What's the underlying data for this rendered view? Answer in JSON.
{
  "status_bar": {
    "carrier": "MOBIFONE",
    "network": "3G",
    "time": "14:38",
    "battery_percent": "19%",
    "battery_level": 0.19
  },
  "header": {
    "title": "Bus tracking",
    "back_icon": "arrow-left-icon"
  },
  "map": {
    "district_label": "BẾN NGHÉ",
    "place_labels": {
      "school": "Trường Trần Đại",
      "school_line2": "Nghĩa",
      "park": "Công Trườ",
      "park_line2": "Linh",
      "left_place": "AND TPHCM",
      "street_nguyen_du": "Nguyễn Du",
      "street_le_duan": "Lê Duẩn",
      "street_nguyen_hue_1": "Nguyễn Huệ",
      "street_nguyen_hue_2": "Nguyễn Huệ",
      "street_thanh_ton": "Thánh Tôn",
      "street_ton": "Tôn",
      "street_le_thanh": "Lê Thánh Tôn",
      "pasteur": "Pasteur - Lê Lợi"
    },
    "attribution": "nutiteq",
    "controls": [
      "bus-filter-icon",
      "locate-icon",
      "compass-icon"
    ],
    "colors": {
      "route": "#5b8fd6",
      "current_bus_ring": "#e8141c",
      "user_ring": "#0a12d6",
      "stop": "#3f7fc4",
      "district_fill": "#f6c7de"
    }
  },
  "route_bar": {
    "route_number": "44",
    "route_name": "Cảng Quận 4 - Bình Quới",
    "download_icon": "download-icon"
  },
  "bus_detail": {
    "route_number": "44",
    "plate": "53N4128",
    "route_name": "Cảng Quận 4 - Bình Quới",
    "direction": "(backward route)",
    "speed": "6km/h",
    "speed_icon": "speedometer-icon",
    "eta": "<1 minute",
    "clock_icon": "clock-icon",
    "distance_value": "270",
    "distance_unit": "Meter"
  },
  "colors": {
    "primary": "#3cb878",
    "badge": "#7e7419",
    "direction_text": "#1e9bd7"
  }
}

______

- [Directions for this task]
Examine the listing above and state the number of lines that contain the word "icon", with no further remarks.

- [Reply]
7